Many properties can be measured on the Earth's surface independently of its geography. Some of theseproperties are:
ScaleMap projections can be constructed to preserve one or more of these properties, though not all of themsimultaneously. Each projection preserves or compromises or approximates basic metric properties indifferent ways. The purpose of the map determines which projection should form the base for the map.Because many purposes exist for maps, many projections have been created to suit those purposes.Another major concern that drives the choice of a projection is the compatibility of data sets. Data sets aregeographic information. As such, their collection depends on the chosen model of the Earth. Differentmodels assign slightly different coordinates to the same location, so it is important that the model beknown and that the chosen projection be compatible with that model. On small areas (large scale) datacompatibility issues are more important since metric distortions are minimal at this level. In very largeareas (small scale), on the other hand, distortion is a more important factor to consider.

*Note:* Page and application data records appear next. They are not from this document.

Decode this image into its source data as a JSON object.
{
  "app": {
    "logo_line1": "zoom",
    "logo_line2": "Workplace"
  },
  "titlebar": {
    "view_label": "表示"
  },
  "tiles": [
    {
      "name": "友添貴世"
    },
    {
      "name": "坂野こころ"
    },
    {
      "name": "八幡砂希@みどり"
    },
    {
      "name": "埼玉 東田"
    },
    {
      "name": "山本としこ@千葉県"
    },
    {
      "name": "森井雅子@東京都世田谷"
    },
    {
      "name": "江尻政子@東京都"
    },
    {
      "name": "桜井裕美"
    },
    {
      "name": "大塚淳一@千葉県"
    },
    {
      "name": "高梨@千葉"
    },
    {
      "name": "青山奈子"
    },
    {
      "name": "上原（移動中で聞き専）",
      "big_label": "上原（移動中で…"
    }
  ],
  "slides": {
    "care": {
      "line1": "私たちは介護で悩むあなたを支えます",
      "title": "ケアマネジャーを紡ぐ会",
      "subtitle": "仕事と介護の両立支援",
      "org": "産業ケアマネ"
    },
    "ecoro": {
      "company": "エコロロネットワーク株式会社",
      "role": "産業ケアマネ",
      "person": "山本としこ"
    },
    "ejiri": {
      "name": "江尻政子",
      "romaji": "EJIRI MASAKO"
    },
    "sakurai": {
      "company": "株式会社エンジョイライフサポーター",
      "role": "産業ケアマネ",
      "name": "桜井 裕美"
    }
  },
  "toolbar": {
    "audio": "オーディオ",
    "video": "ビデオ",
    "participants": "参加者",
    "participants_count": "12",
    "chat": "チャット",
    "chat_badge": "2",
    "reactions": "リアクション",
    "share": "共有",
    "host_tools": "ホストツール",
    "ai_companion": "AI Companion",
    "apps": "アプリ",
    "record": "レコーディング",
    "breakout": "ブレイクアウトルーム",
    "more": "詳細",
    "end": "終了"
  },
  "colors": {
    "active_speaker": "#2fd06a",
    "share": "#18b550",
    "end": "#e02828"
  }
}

Which Map is Best?
Cartographers have long despaired over publishers' inapt use of the Mercator.
As a 1943 New YorkTimes editorial states,
"...The time has come to discard [the Mercator] for something that represents thecontinents and directions less deceptively... Although its usage... has diminished... it is still highly popular